In case anyone was concerned that roots reggae is disappearing as dancehall takes over the world, Jesse Royal is a reassuring presence that it’s still going strong. The Jamaican reggae man recently released a full-length album, Lily of Da Valley, which has an abundance of heavy roots tracks and its fair share of dancehall flair, like “Generation,” featuring Jo Mersa Marley. The lyrical content spans from light, romantic fare to big, heavy matters like in this track, about slavery and reparations.
Suspect 95, “Promesse”
Check this jam from the Ivoirien rapper Gui Ange Emmanuel, A.K.A. Suspect 95: a feel-good, love-y vibe with a laid-back Afrobeats groove.
Estelle featuring Tarrus Riley, “Love Like Ours”
Dig this new, supremely catchy bit of lover’s rock from the British pop singer Estelle (made famous for her collab with Kanye West on “American Boy”) and the Jamaican singer Tarrus Riley.
This track is a “love letter to Paris” from the German-born, Nigerian-Roma singer Ayo. Afropop’s Banning Eyre sat down with Ayo recently to talk about her fifth, self-titled album–you can learn a lot about this fascinating and passionate artist in that interview.

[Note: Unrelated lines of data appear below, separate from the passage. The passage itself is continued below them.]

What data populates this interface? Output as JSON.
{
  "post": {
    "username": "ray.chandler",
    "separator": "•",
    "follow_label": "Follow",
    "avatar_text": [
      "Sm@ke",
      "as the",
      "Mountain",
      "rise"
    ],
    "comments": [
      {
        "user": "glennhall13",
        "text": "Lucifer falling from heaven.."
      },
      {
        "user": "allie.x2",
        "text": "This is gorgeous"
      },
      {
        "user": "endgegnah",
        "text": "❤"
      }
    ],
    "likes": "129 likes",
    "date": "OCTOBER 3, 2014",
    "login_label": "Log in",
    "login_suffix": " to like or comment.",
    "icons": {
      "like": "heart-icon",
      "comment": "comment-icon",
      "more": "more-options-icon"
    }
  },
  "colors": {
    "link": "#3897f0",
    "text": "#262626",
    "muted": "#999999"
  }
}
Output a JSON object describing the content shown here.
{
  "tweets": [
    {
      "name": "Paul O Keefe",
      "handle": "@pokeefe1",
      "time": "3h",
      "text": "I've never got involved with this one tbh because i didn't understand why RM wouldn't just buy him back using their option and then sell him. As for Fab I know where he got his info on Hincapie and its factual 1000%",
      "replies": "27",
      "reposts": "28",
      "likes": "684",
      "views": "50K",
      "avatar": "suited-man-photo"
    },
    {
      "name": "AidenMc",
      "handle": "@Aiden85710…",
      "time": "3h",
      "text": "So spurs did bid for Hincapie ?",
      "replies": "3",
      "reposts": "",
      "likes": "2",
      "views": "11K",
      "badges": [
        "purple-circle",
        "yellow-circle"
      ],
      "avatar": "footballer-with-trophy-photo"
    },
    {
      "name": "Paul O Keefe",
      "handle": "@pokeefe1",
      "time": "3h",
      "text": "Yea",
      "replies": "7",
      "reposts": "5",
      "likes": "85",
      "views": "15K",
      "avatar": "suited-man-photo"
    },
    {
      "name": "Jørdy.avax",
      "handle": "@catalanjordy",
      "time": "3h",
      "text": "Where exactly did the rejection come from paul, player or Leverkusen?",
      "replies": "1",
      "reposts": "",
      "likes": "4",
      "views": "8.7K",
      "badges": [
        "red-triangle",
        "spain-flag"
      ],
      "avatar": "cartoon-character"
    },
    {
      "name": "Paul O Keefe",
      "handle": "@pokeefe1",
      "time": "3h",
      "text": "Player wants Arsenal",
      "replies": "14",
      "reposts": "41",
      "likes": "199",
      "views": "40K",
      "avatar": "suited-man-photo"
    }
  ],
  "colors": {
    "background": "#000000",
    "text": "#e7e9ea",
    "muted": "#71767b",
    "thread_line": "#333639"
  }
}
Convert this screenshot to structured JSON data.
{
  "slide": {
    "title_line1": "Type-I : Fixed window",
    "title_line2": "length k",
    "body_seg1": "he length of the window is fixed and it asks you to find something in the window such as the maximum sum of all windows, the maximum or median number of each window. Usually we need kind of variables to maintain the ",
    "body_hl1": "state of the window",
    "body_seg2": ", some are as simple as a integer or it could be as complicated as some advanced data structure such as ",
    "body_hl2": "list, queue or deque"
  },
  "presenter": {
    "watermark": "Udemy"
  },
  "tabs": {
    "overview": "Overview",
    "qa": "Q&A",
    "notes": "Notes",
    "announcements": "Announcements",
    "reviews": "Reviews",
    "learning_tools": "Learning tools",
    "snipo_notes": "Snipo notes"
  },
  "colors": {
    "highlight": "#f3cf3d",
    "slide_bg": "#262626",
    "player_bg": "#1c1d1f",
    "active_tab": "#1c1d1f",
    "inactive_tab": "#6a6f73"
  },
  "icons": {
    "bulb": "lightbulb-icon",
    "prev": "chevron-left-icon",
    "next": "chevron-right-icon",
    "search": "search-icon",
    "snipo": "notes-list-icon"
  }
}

In this song, she sings an ode to Paris or “Paname.” She says, “Basically paname is a slang word for Paris; Gypsies call Paris Paname. I always say Paris is the Champs d’Élysée, Place Vendôme, and all the beautiful areas…But Paname, that to me is the real Paris, the African Paris. It’s the 18th, the 10th, the ninth district, these districts where you find people of all colors.”
Assembled by Sebastian Bouknight, Akornefa Akyea, Morgan Greenstreet, Alejandro Van Zandt-Escobar and Deguet “Kinte, le Prince Héritier” Koné.